On 24 May 1871 the Trollopes left Liverpool in the Great Britain to visit their son Frederick who had settled on a sheep station, Mortray, near Grenfell, New South Wales. Interested in the problems facing the British empire, Trollope had a contract with his publishers for a book on the Australian colonies. On the two-month voyage he wrote the novel Lady Anna (London, 1874) which was serialized in the Australasian from May 1873. A welcome celebrity, he arrived in Melbourne on 27 July 1871 and embarked on a year's intensive travelling. In August he went to Queensland and in October visited Gulgong and Bathurst in New South Wales. In Sydney he attended parliament and on 7 December, in evidence to the Legislative Assembly select committee on the civil service, he opposed the patronage system and urged entry to the service by examination. In Melbourne he lectured to an admiring audience of 3000 on 'English Prose Fiction as a Rational Amusement'.
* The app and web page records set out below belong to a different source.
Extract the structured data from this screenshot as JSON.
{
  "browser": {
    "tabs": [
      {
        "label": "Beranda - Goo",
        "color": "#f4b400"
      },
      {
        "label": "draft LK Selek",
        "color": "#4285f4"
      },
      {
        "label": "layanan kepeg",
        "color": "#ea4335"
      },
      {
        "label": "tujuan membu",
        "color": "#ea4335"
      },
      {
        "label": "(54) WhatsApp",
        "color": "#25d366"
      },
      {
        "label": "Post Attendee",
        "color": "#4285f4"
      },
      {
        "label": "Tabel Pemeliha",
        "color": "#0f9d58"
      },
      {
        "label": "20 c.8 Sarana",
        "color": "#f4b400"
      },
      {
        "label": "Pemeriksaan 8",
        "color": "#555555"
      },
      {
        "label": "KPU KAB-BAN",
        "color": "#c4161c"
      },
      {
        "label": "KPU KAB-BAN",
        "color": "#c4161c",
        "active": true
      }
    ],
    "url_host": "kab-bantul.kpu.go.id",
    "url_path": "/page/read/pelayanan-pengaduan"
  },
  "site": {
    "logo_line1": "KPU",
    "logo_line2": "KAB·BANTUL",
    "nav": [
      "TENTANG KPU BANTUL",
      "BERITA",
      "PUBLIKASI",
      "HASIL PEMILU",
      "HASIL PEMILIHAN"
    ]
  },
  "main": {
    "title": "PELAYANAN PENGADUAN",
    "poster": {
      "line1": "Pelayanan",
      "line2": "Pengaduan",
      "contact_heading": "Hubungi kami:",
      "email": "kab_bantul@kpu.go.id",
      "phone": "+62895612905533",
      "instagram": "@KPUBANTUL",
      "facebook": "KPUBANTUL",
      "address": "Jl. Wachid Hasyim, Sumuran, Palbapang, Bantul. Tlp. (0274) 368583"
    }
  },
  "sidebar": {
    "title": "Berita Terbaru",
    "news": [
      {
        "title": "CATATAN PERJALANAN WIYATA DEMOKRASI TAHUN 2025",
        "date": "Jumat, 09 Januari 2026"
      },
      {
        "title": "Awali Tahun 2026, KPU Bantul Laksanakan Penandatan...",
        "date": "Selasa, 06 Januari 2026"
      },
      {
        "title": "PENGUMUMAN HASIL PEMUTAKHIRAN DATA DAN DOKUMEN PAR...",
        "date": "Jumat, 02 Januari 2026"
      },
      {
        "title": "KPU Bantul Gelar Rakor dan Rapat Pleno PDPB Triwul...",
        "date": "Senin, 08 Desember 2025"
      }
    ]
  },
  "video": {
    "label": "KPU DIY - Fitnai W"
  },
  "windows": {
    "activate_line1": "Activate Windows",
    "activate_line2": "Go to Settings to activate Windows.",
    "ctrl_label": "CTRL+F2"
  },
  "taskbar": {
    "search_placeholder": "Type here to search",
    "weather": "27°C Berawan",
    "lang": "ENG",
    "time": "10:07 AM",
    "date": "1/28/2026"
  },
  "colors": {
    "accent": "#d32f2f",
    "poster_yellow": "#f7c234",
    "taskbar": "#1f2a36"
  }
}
Meanwhile, in snatches between numerous public engagements and effusive hospitality and 'on the road', he began writing. On 23 December his comments on the colonies began in a series of letters published in the London Daily Telegraph, under the thinly disguised pseudonym 'Antipodean'. In Tasmania in January 1872 he commented on the amenities for convicts at Port Arthur for the government. He visited Gippsland, Victoria, in February, then Western Australia and South Australia in April-May. He sent one of his hostesses, Mrs E. Landor of Perth, a specially bound and inscribed copy of The Claverings (London, 1867). In July he left in the Macedon for two months in New Zealand.
When he reached London Trollope was able to give Chapman and Hall 1100 hand-written sheets, and his Australia and New Zealand appeared in 1873; George Robertson brought out an Australian edition; the book was also published in separate sections. Serialized in the Australasian it received a mixed reception. Trollope himself believed it 'must be inaccurate … as the rapid work of a traveller'. W. B. Dalley admiringly reviewed the second division on New South Wales in the Sydney Morning Herald on 31 March 1873: 'he sees among us nothing but beauty everywhere'. Dalley was 'startled' that 'the delicate delineator of sweet female character, who could follow even the musings of a young girl … was passionately fond of all sport, fishing, hunting, clambering over rocks only to see the fish-spearing of our aboriginals (as the writer of this notice saw him last year)'.
Trollope revisited Australia in 1875 and wrote twenty letters for the Liverpool Mercury, which were republished in B. A. Booth's The Tireless Traveller (Berkeley, 1941). He directly used his Australian experiences in two novels: Harry Heathcote of Gangoil (1874) and John Caldigate (London, 1879), a better literary work which contains a deeper analysis of the moral values of colonial life than in his travel book. He died of a paralytic stroke on 6 December 1882 in London and was buried in Kensal Green cemetery, survived by his wife and two sons. His Autobiography was published in 1883.
R. B. Joyce, 'Trollope, Anthony (1815–1882)', Australian Dictionary of Biography, National Centre of Biography, Australian National University, http://adb.anu.edu.au/biography/trollope-anthony-4750/text7891, accessed 7 December 2013.
This article was first published in hardcopy in Australian Dictionary of Biography, Volume 6, (MUP), 1976